Puerto Rico's central government and several agencies are currently undergoing court- supervised restructuring, also known as Title III. The OB, as of July 3, has requested Title III proceeding after rejecting the amended RSA and further voluntary negotiations fell through.
In December 2015, prior to the creation of the oversight board, PREPA negotiated a voluntary agreement with creditors. PREPA is currently responsible for approximately $9 billion of Puerto Rico’s $72 billion in debt. The proposed deal had creditors accepting an alleged 15% reduction in payment in exchange for higher-rated bonds backed by a higher charge on customer bills. However, newly elected Governor Ricardo Rosselló called for reopening talks under Title IV and altering the PREPA agreement of the prior administration in order to reduce the transfer of costs to consumers.
In January 2016, PREPA reached a Restructuring Support Agreement (RSA) with some of its creditors. However, talks to amend this agreement began with newly elected Governor Rosselló. On April 6, 2017, the government announced that PREPA and its creditors had reached a preliminary understanding regarding changes to the Restructuring Support Agreement. The oversight board seemed unable to reach a consensus over the agreement prior to the deadline. On Tuesday night hours before the deadline, following a 4-3 vote, the oversight board rejected the RSA. However, the board expressed interested in negotiating and submitted a new offer. However on June 30th, Governor Ricardo Rosselló petitioned the Board to request Title III for PREPA, which they did that same day.
Voluntary Agreements and Title III
Members of the oversight board presented a series of possible amendments to creditors in order to minimize the affect the debt would have on ratepayers. El Nuevo Dia reports that the board demanded that banks as well as uninsured bondholders face a 15% cut in debt, and the creation of a "turbo bond" aimed to pay the debt with creditors more quickly (30 years). The proposal disclosed by the board sought to avoid the possibility of an overwhelming increase in electrical rates by imposing a limit on the transition charge that would be less than four cents, toward 2026.

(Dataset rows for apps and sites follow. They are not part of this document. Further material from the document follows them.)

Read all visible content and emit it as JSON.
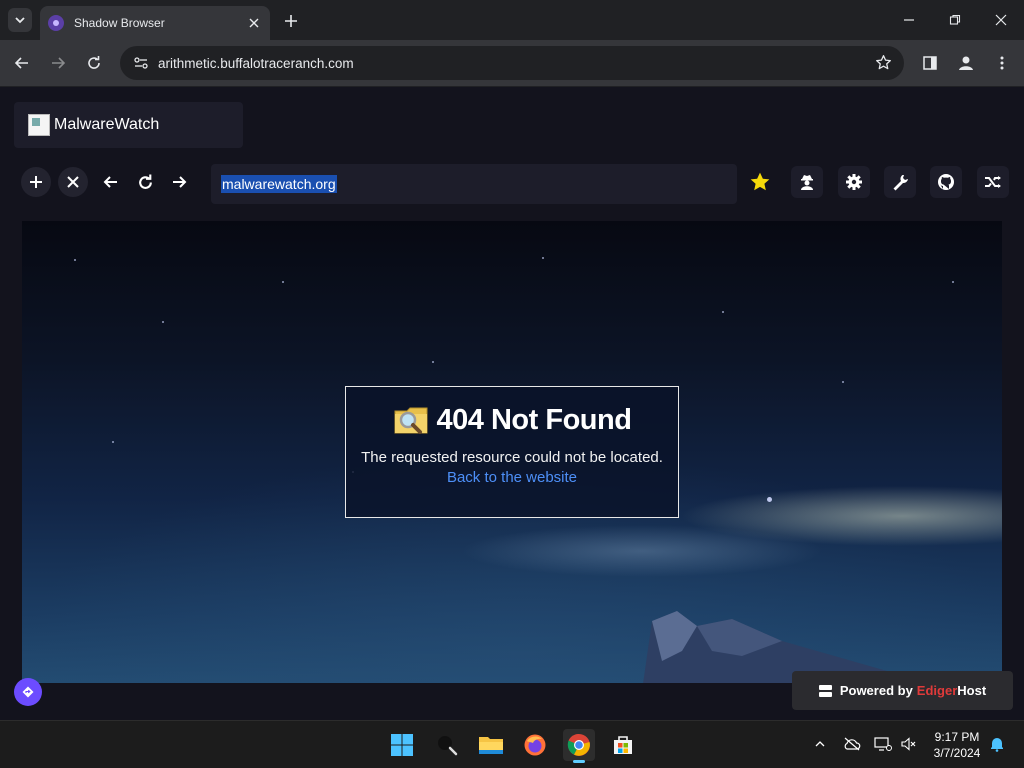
{
  "browser": {
    "tab_title": "Shadow Browser",
    "address": "arithmetic.buffalotraceranch.com"
  },
  "app": {
    "brand_name": "MalwareWatch",
    "search_value": "malwarewatch.org",
    "toolbar_icons": [
      "plus-icon",
      "close-icon",
      "arrow-left-icon",
      "refresh-icon",
      "arrow-right-icon"
    ],
    "right_icons": [
      "star-icon",
      "user-secret-icon",
      "gear-icon",
      "wrench-icon",
      "github-icon",
      "shuffle-icon"
    ],
    "colors": {
      "accent": "#6c4cff",
      "star": "#f5d90a",
      "link": "#4d8ff7",
      "selection": "#1a4fb0"
    }
  },
  "error": {
    "title": "404 Not Found",
    "message": "The requested resource could not be located.",
    "link_label": "Back to the website"
  },
  "footer": {
    "powered_by": "Powered by",
    "host_a": "Ediger",
    "host_b": "Host"
  },
  "taskbar": {
    "apps": [
      "windows-start-icon",
      "search-icon",
      "file-explorer-icon",
      "firefox-icon",
      "chrome-icon",
      "microsoft-store-icon"
    ],
    "time": "9:17 PM",
    "date": "3/7/2024"
  }
}
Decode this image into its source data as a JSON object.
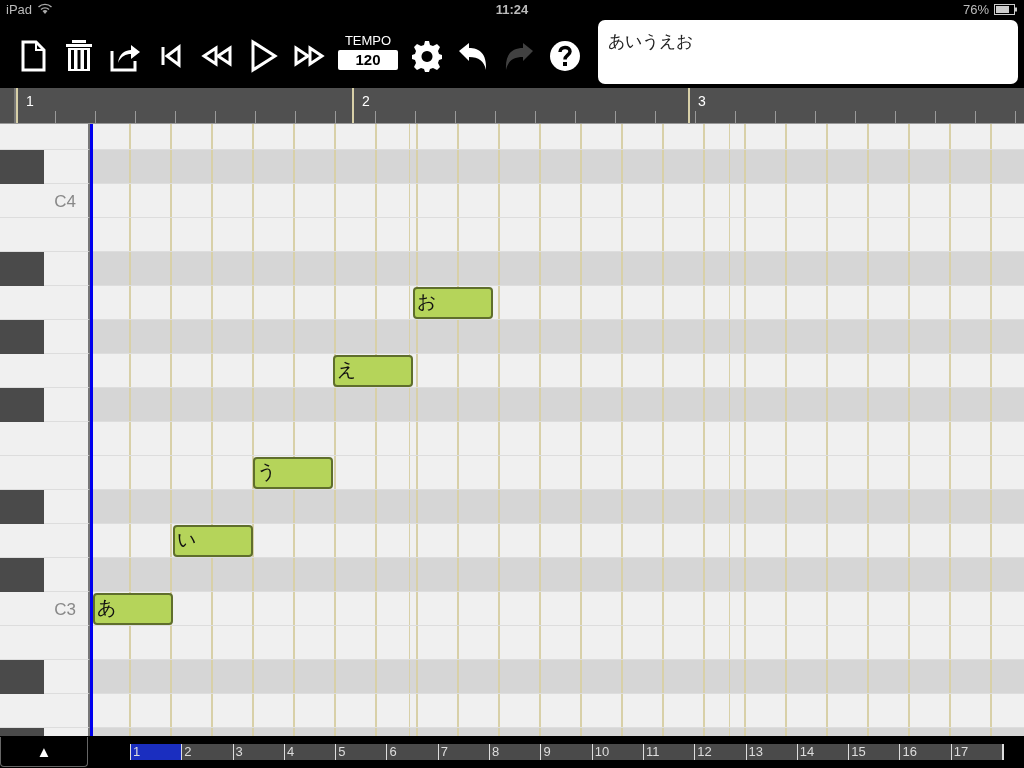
{
  "status_bar": {
    "device": "iPad",
    "time": "11:24",
    "battery": "76%"
  },
  "toolbar": {
    "buttons": [
      {
        "kind": "new",
        "disabled": false
      },
      {
        "kind": "trash",
        "disabled": false
      },
      {
        "kind": "share",
        "disabled": false
      },
      {
        "kind": "skip-back",
        "disabled": false
      },
      {
        "kind": "rewind",
        "disabled": false
      },
      {
        "kind": "play",
        "disabled": false
      },
      {
        "kind": "fast-forward",
        "disabled": false
      },
      {
        "kind": "tempo"
      },
      {
        "kind": "settings",
        "disabled": false
      },
      {
        "kind": "undo",
        "disabled": false
      },
      {
        "kind": "redo",
        "disabled": true
      },
      {
        "kind": "help",
        "disabled": false
      }
    ],
    "tempo": {
      "label": "TEMPO",
      "value": "120"
    },
    "lyrics": {
      "value": "あいうえお"
    }
  },
  "ruler": {
    "measures": [
      "1",
      "2",
      "3"
    ]
  },
  "keys": [
    {
      "black": false
    },
    {
      "black": true
    },
    {
      "black": false,
      "label": "C4"
    },
    {
      "black": false
    },
    {
      "black": true
    },
    {
      "black": false,
      "notes": [
        {
          "lyric": "お"
        }
      ]
    },
    {
      "black": true
    },
    {
      "black": false,
      "notes": [
        {
          "lyric": "え"
        }
      ]
    },
    {
      "black": true
    },
    {
      "black": false
    },
    {
      "black": false,
      "notes": [
        {
          "lyric": "う"
        }
      ]
    },
    {
      "black": true
    },
    {
      "black": false,
      "notes": [
        {
          "lyric": "い"
        }
      ]
    },
    {
      "black": true
    },
    {
      "black": false,
      "label": "C3",
      "notes": [
        {
          "lyric": "あ"
        }
      ]
    },
    {
      "black": false
    },
    {
      "black": true
    },
    {
      "black": false
    },
    {
      "black": true
    }
  ],
  "bottom_bar": {
    "toggle": "▲",
    "measures": [
      {
        "label": "1",
        "selected": true
      },
      {
        "label": "2",
        "selected": false
      },
      {
        "label": "3",
        "selected": false
      },
      {
        "label": "4",
        "selected": false
      },
      {
        "label": "5",
        "selected": false
      },
      {
        "label": "6",
        "selected": false
      },
      {
        "label": "7",
        "selected": false
      },
      {
        "label": "8",
        "selected": false
      },
      {
        "label": "9",
        "selected": false
      },
      {
        "label": "10",
        "selected": false
      },
      {
        "label": "11",
        "selected": false
      },
      {
        "label": "12",
        "selected": false
      },
      {
        "label": "13",
        "selected": false
      },
      {
        "label": "14",
        "selected": false
      },
      {
        "label": "15",
        "selected": false
      },
      {
        "label": "16",
        "selected": false
      },
      {
        "label": "17",
        "selected": false
      }
    ]
  }
}
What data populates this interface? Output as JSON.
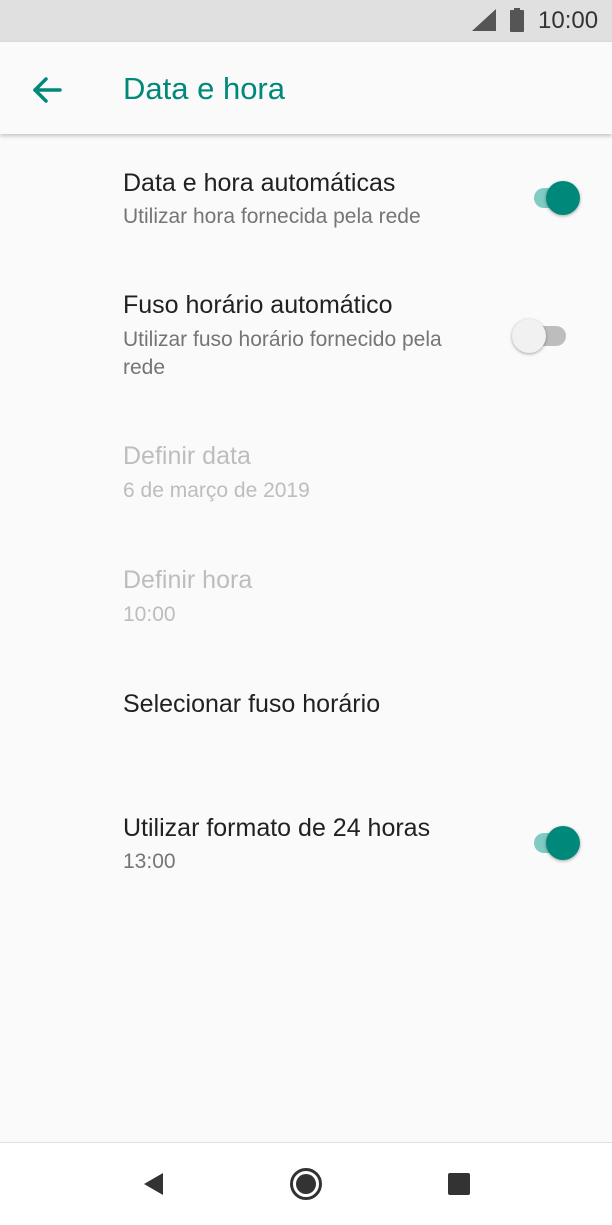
{
  "status_bar": {
    "time": "10:00",
    "icons": [
      "signal-icon",
      "battery-icon"
    ]
  },
  "app_bar": {
    "title": "Data e hora",
    "back_icon": "arrow-left-icon"
  },
  "settings": [
    {
      "title": "Data e hora automáticas",
      "summary": "Utilizar hora fornecida pela rede",
      "switch": "on",
      "enabled": true
    },
    {
      "title": "Fuso horário automático",
      "summary": "Utilizar fuso horário fornecido pela rede",
      "switch": "off",
      "enabled": true
    },
    {
      "title": "Definir data",
      "summary": "6 de março de 2019",
      "enabled": false
    },
    {
      "title": "Definir hora",
      "summary": "10:00",
      "enabled": false
    },
    {
      "title": "Selecionar fuso horário",
      "enabled": true
    },
    {
      "title": "Utilizar formato de 24 horas",
      "summary": "13:00",
      "switch": "on",
      "enabled": true
    }
  ],
  "nav_bar": {
    "buttons": [
      "back-triangle-icon",
      "home-circle-icon",
      "recents-square-icon"
    ]
  },
  "colors": {
    "accent": "#00897b",
    "accent_track": "#80cbc4",
    "background": "#fafafa",
    "status_bar": "#e0e0e0",
    "disabled_text": "#bdbdbd",
    "secondary_text": "#757575"
  }
}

The proposed PREPA RSA deal favored creditors and heavily burdened ratepayers. Puerto Ricans pay some of the highest electricity rates in the U.S. for an outdated and faulty system. The RSA added a monthly surcharge to the already high electricity rates in order to pay bondholders. This proposed agreement created unusually high electricity rates in order to ensure profit for hedge funds and insurance companies. Additionally, optimistic projections placed additional stress on the utility to produce new revenues, through higher rates, and will ultimately limit future investments needed to update its aging infrastructure.
Creditors lobbied Republicans in Congress, who then pressured the oversight board to approve the agreement. On June 15, Chairman of the House Committee on Natural Resources Representative Rob Bishop (R-Utah) wrote a letter to José B. Carrión III, the chairman of oversight board, urging the board certify and approve the RSA. However, a day later, Representatives Nydia M. Velázquez (D-NY) and Raúl M. Grijalva (D-AZ) urged Carrión to reject the restructuring. “Higher electricity costs are detrimental to the local economy, causing businesses both large and small to operate with reduced margins, leaving them less able to expand and hire new employees,” they wrote. The restructuring “will only accelerate the out-migration of residents and businesses.”
A letter from the Board, dated June 28th, stated that the RSA would not be approved as it did not meet the standards established in Title VI of PROMESA. The Board indicated that the RSA did not establish adequate measures in order to achieve the $500 million needed to improve PREPA’s infrastructure and comply with environmental requirements. Another issue referenced by the OB was the RSA did not rectify the actuarial deficit in the pensions of PREPA, an estimated in $2,200 million.
On July 3 the Oversight Board formally petitioned before the Federal Court in Puerto Rico to begin restructuring the debt of the Puerto Rico Electric Power Authority under Title III of PROMESA. Title III of the PROMESA creates an orderly process for debt restructuring and will likely result in additional cut to the PREPA debts. However, this process can also expose PREPA to liquidation and privatization of assets, especially because PREPA needs an injection of capital in order to update its outdated system and to be able to comply with environmental requirements.
Privatization was brought up by OB members David Skeel, Ana Matosantos, Arthur J. González, and Andrew Biggs, in a comment published by The Wall Street Journal. These stated their belief that privatization was needed in order to attract much needed investments, improve infrastructure and reduce rates.
Two bond insurers, Assured Guaranty Ltd. and MBIA Inc.'s National Public Finance Guarantee Corp., sued the oversight board following their inaction toward the RSA. They are accusing the board of improperly withholding approval of the deal. The night prior to the RSA deadline, the bond insurers petitioned U.S. District Judge Laura Taylor Swain for a court order requiring the board to accept the RSA. They argued that it was necessary in order to comply with the PROMESA federal law regarding the renegotiation of the debt.
List of Sources